* **What you have to do**: A single number is the whole answer: the count of lines in the records where "myWork" occurs.

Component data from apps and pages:

*-*-*

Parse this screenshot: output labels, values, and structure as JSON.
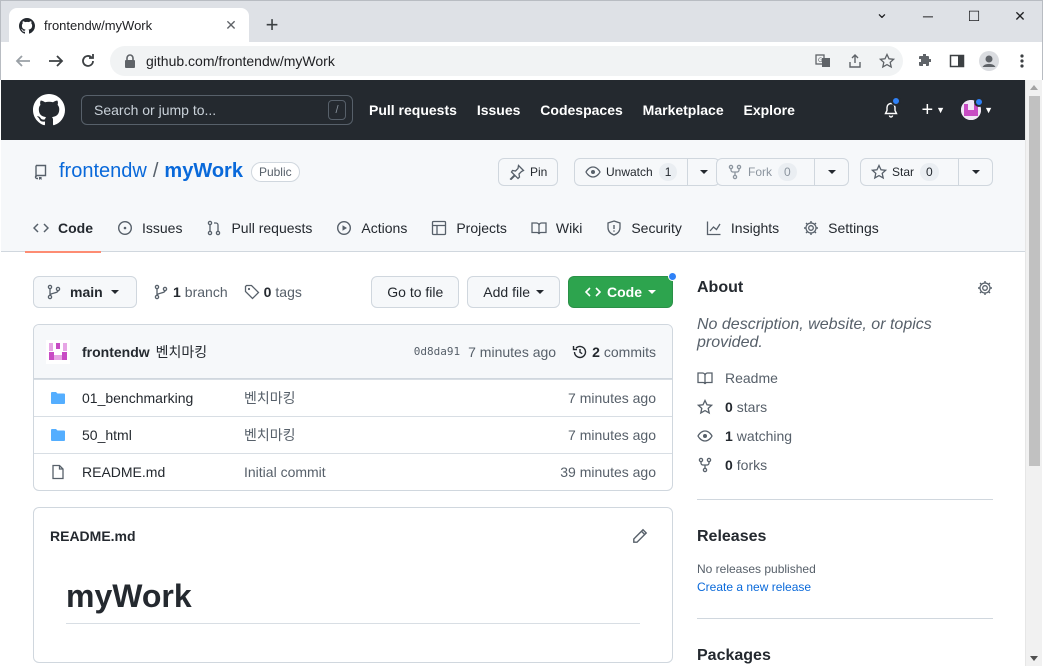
{
  "browser": {
    "tab_title": "frontendw/myWork",
    "tab_close": "✕",
    "new_tab": "+",
    "url": "github.com/frontendw/myWork",
    "win_min": "─",
    "win_max": "☐",
    "win_close": "✕",
    "win_down": "⌄"
  },
  "gh_header": {
    "search_placeholder": "Search or jump to...",
    "search_kbd": "/",
    "nav": [
      "Pull requests",
      "Issues",
      "Codespaces",
      "Marketplace",
      "Explore"
    ],
    "plus": "+"
  },
  "repo": {
    "owner": "frontendw",
    "separator": "/",
    "name": "myWork",
    "visibility": "Public",
    "pin_label": "Pin",
    "unwatch_label": "Unwatch",
    "watch_count": "1",
    "fork_label": "Fork",
    "fork_count": "0",
    "star_label": "Star",
    "star_count": "0"
  },
  "tabs": [
    "Code",
    "Issues",
    "Pull requests",
    "Actions",
    "Projects",
    "Wiki",
    "Security",
    "Insights",
    "Settings"
  ],
  "filenav": {
    "branch": "main",
    "branch_count": "1",
    "branch_word": "branch",
    "tag_count": "0",
    "tag_word": "tags",
    "go_to_file": "Go to file",
    "add_file": "Add file",
    "code": "Code"
  },
  "commit": {
    "author": "frontendw",
    "message": "벤치마킹",
    "sha": "0d8da91",
    "time": "7 minutes ago",
    "count": "2",
    "count_word": "commits"
  },
  "files": [
    {
      "name": "01_benchmarking",
      "type": "folder",
      "message": "벤치마킹",
      "time": "7 minutes ago"
    },
    {
      "name": "50_html",
      "type": "folder",
      "message": "벤치마킹",
      "time": "7 minutes ago"
    },
    {
      "name": "README.md",
      "type": "file",
      "message": "Initial commit",
      "time": "39 minutes ago"
    }
  ],
  "readme": {
    "filename": "README.md",
    "heading": "myWork"
  },
  "about": {
    "title": "About",
    "description": "No description, website, or topics provided.",
    "readme": "Readme",
    "stars_count": "0",
    "stars_word": "stars",
    "watching_count": "1",
    "watching_word": "watching",
    "forks_count": "0",
    "forks_word": "forks"
  },
  "releases": {
    "title": "Releases",
    "none": "No releases published",
    "create_link": "Create a new release"
  },
  "packages": {
    "title": "Packages"
  },
  "colors": {
    "header_bg": "#24292f",
    "link": "#0969da",
    "code_button": "#2da44e",
    "tab_underline": "#fd8c73",
    "notification_dot": "#2f81f7",
    "folder": "#54aeff"
  }
}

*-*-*

* **Your solution**: 4